→ **Records for this task**:
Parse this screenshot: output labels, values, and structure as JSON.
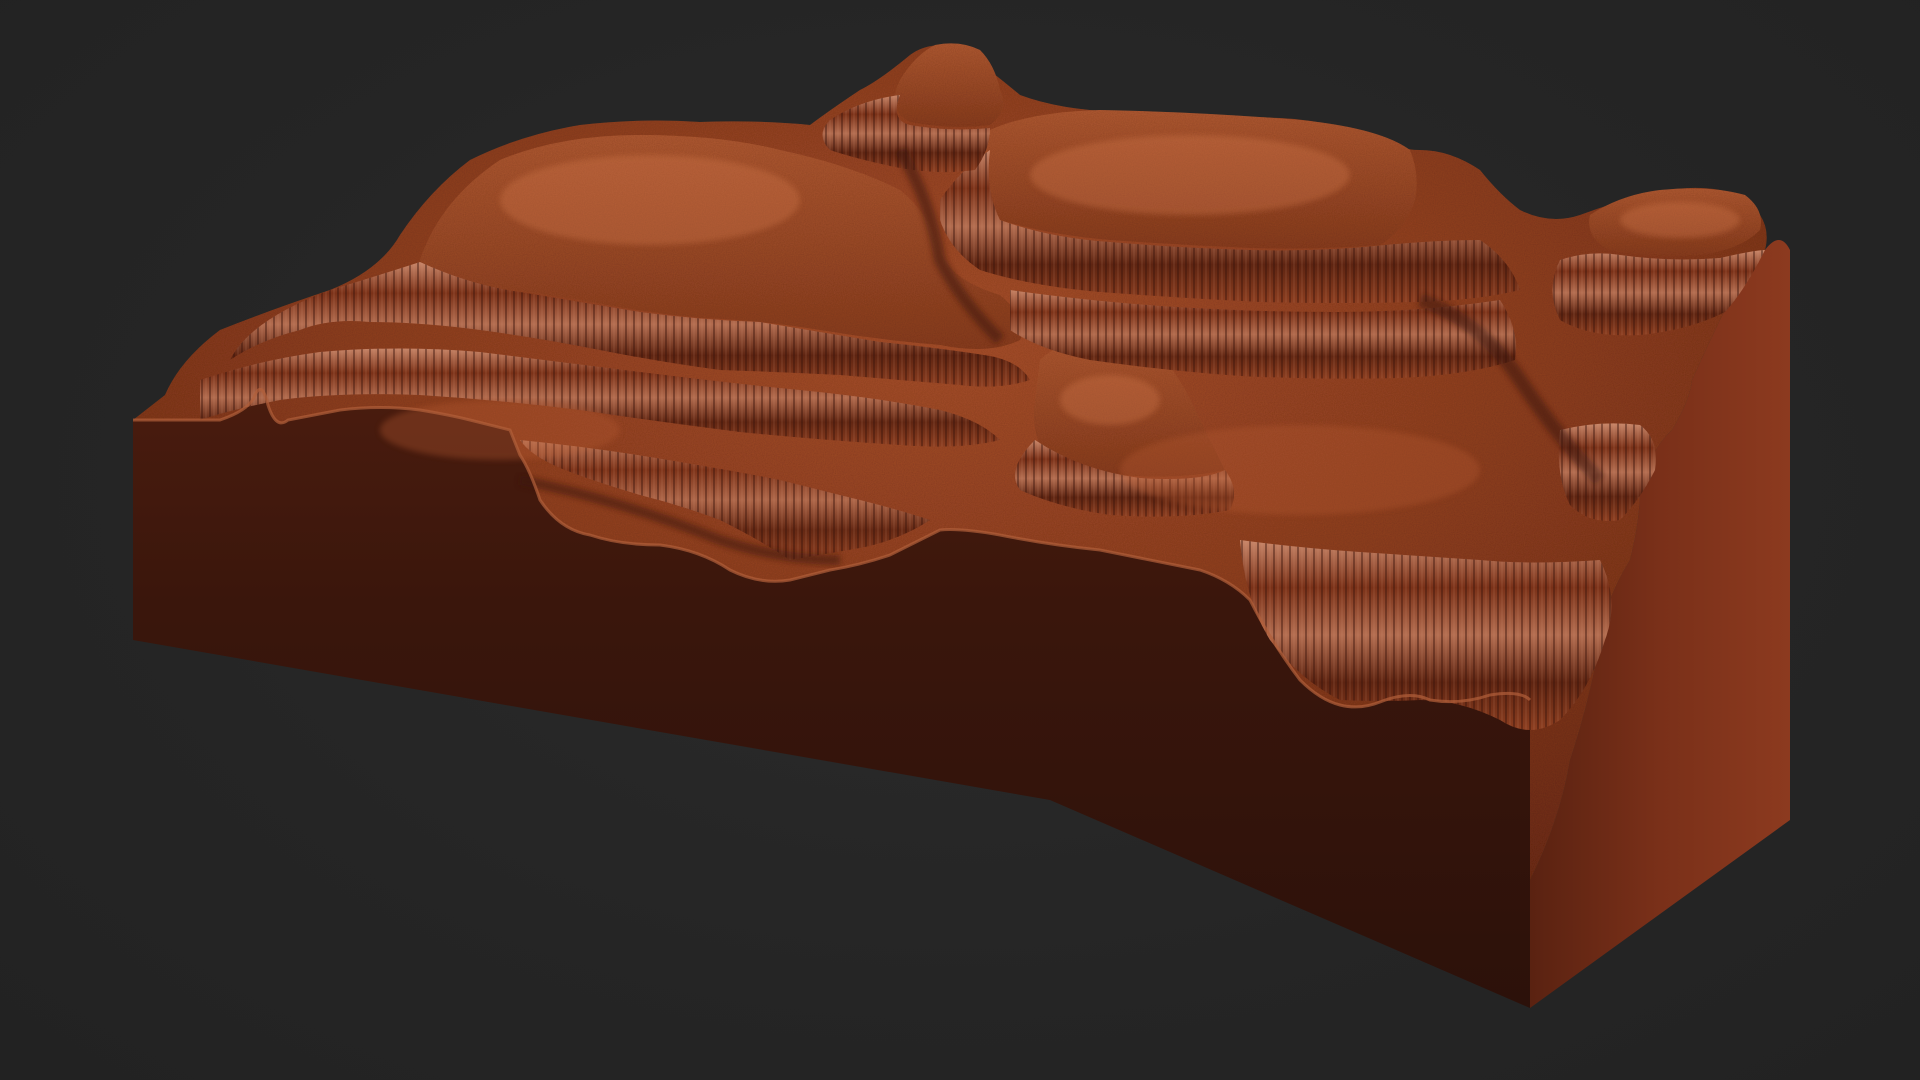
{
  "scene": {
    "subject": "terrain-block",
    "colors": {
      "background": "#252525",
      "front_face": "#3a160c",
      "right_face": "#6e2a15",
      "terrain_base": "#8a3a1c",
      "terrain_light": "#c0643a",
      "terrain_highlight": "#e6a98a",
      "terrain_shadow": "#3c150a"
    }
  }
}
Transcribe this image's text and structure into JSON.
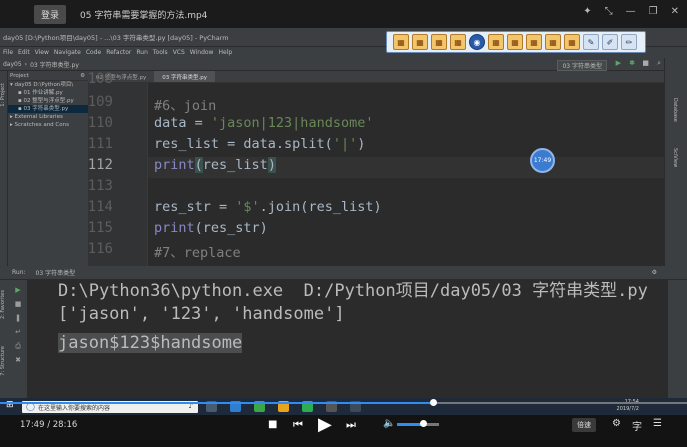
{
  "player": {
    "login": "登录",
    "video_title": "05 字符串需要掌握的方法.mp4",
    "time": "17:49 / 28:16",
    "progress": 0.63,
    "volume": 0.62,
    "speed": "倍速",
    "subtitle_icon": "字",
    "top_icons": [
      "pin-icon",
      "fullscreen-exit-icon",
      "minimize-icon",
      "restore-icon",
      "close-icon"
    ]
  },
  "pycharm": {
    "window_title": "day05 [D:\\Python项目\\day05] - ...\\03 字符串类型.py [day05] - PyCharm",
    "menu": [
      "File",
      "Edit",
      "View",
      "Navigate",
      "Code",
      "Refactor",
      "Run",
      "Tools",
      "VCS",
      "Window",
      "Help"
    ],
    "breadcrumb": [
      "day05",
      "03 字符串类型.py"
    ],
    "run_config": "03 字符串类型",
    "project_panel": {
      "title": "Project",
      "items": [
        "day05  D:\\Python项目\\",
        "01 作业讲解.py",
        "02 整型与浮点型.py",
        "03 字符串类型.py",
        "External Libraries",
        "Scratches and Cons"
      ]
    },
    "tabs": [
      "02 整型与浮点型.py",
      "03 字符串类型.py"
    ],
    "editor": {
      "lines": [
        {
          "no": "109",
          "text": "#6、join"
        },
        {
          "no": "110",
          "text": "data = 'jason|123|handsome'"
        },
        {
          "no": "111",
          "text": "res_list = data.split('|')"
        },
        {
          "no": "112",
          "text": "print(res_list)"
        },
        {
          "no": "113",
          "text": ""
        },
        {
          "no": "114",
          "text": "res_str = '$'.join(res_list)"
        },
        {
          "no": "115",
          "text": "print(res_str)"
        },
        {
          "no": "116",
          "text": "#7、replace"
        }
      ]
    },
    "badge_time": "17:49",
    "run_panel": {
      "label": "Run:",
      "tab": "03 字符串类型",
      "output": [
        "D:\\Python36\\python.exe  D:/Python项目/day05/03 字符串类型.py",
        "['jason', '123', 'handsome']",
        "jason$123$handsome"
      ]
    },
    "side_labels": {
      "project": "1: Project",
      "structure": "7: Structure",
      "favorites": "2: Favorites",
      "database": "Database",
      "sciview": "SciView"
    }
  },
  "taskbar": {
    "search_placeholder": "在这里输入你要搜索的内容",
    "clock_time": "17:54",
    "clock_date": "2019/7/2"
  }
}
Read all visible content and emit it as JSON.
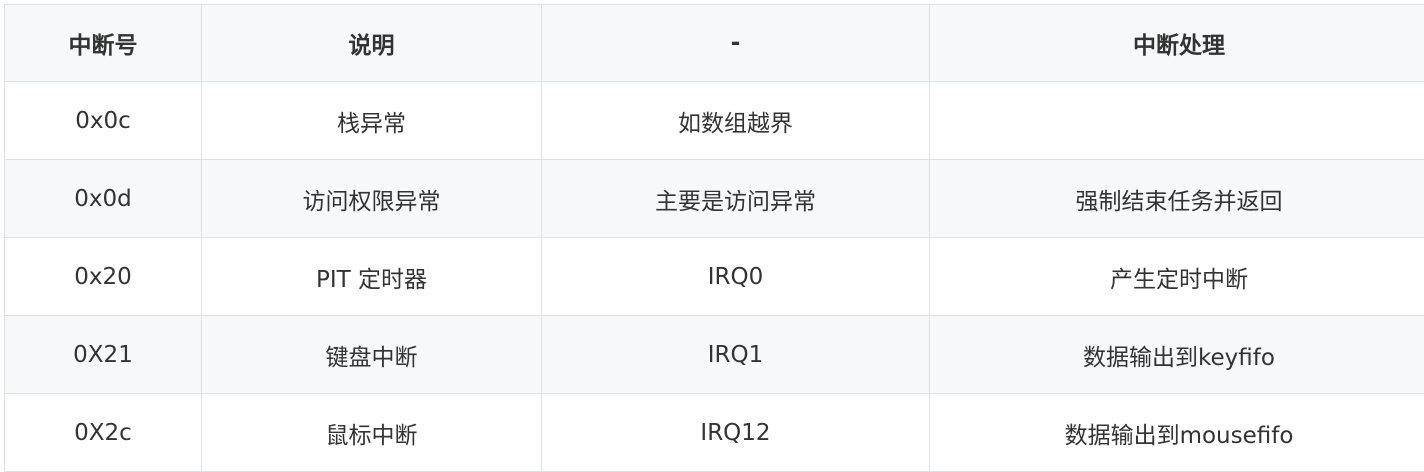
{
  "table": {
    "headers": [
      "中断号",
      "说明",
      "-",
      "中断处理"
    ],
    "rows": [
      [
        "0x0c",
        "栈异常",
        "如数组越界",
        ""
      ],
      [
        "0x0d",
        "访问权限异常",
        "主要是访问异常",
        "强制结束任务并返回"
      ],
      [
        "0x20",
        "PIT 定时器",
        "IRQ0",
        "产生定时中断"
      ],
      [
        "0X21",
        "键盘中断",
        "IRQ1",
        "数据输出到keyfifo"
      ],
      [
        "0X2c",
        "鼠标中断",
        "IRQ12",
        "数据输出到mousefifo"
      ]
    ]
  },
  "colors": {
    "header_bg": "#f6f8fa",
    "stripe_bg": "#f6f8fa",
    "border": "#dfe2e5",
    "text": "#333333"
  }
}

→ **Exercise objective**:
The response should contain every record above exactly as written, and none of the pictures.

→ **Answer to this exercise**:
Parse this screenshot: output labels, values, and structure as JSON.
{
  "scene": {
    "subject": "terrain-block",
    "colors": {
      "background": "#252525",
      "front_face": "#3a160c",
      "right_face": "#6e2a15",
      "terrain_base": "#8a3a1c",
      "terrain_light": "#c0643a",
      "terrain_highlight": "#e6a98a",
      "terrain_shadow": "#3c150a"
    }
  }
}
Transcribe this image's text and structure into JSON.
{
  "player": {
    "login": "登录",
    "video_title": "05 字符串需要掌握的方法.mp4",
    "time": "17:49 / 28:16",
    "progress": 0.63,
    "volume": 0.62,
    "speed": "倍速",
    "subtitle_icon": "字",
    "top_icons": [
      "pin-icon",
      "fullscreen-exit-icon",
      "minimize-icon",
      "restore-icon",
      "close-icon"
    ]
  },
  "pycharm": {
    "window_title": "day05 [D:\\Python项目\\day05] - ...\\03 字符串类型.py [day05] - PyCharm",
    "menu": [
      "File",
      "Edit",
      "View",
      "Navigate",
      "Code",
      "Refactor",
      "Run",
      "Tools",
      "VCS",
      "Window",
      "Help"
    ],
    "breadcrumb": [
      "day05",
      "03 字符串类型.py"
    ],
    "run_config": "03 字符串类型",
    "project_panel": {
      "title": "Project",
      "items": [
        "day05  D:\\Python项目\\",
        "01 作业讲解.py",
        "02 整型与浮点型.py",
        "03 字符串类型.py",
        "External Libraries",
        "Scratches and Cons"
      ]
    },
    "tabs": [
      "02 整型与浮点型.py",
      "03 字符串类型.py"
    ],
    "editor": {
      "lines": [
        {
          "no": "109",
          "text": "#6、join"
        },
        {
          "no": "110",
          "text": "data = 'jason|123|handsome'"
        },
        {
          "no": "111",
          "text": "res_list = data.split('|')"
        },
        {
          "no": "112",
          "text": "print(res_list)"
        },
        {
          "no": "113",
          "text": ""
        },
        {
          "no": "114",
          "text": "res_str = '$'.join(res_list)"
        },
        {
          "no": "115",
          "text": "print(res_str)"
        },
        {
          "no": "116",
          "text": "#7、replace"
        }
      ]
    },
    "badge_time": "17:49",
    "run_panel": {
      "label": "Run:",
      "tab": "03 字符串类型",
      "output": [
        "D:\\Python36\\python.exe  D:/Python项目/day05/03 字符串类型.py",
        "['jason', '123', 'handsome']",
        "jason$123$handsome"
      ]
    },
    "side_labels": {
      "project": "1: Project",
      "structure": "7: Structure",
      "favorites": "2: Favorites",
      "database": "Database",
      "sciview": "SciView"
    }
  },
  "taskbar": {
    "search_placeholder": "在这里输入你要搜索的内容",
    "clock_time": "17:54",
    "clock_date": "2019/7/2"
  }
}
Read all visible content and emit it as JSON.
{
  "table": {
    "headers": [
      "中断号",
      "说明",
      "-",
      "中断处理"
    ],
    "rows": [
      [
        "0x0c",
        "栈异常",
        "如数组越界",
        ""
      ],
      [
        "0x0d",
        "访问权限异常",
        "主要是访问异常",
        "强制结束任务并返回"
      ],
      [
        "0x20",
        "PIT 定时器",
        "IRQ0",
        "产生定时中断"
      ],
      [
        "0X21",
        "键盘中断",
        "IRQ1",
        "数据输出到keyfifo"
      ],
      [
        "0X2c",
        "鼠标中断",
        "IRQ12",
        "数据输出到mousefifo"
      ]
    ]
  },
  "colors": {
    "header_bg": "#f6f8fa",
    "stripe_bg": "#f6f8fa",
    "border": "#dfe2e5",
    "text": "#333333"
  }
}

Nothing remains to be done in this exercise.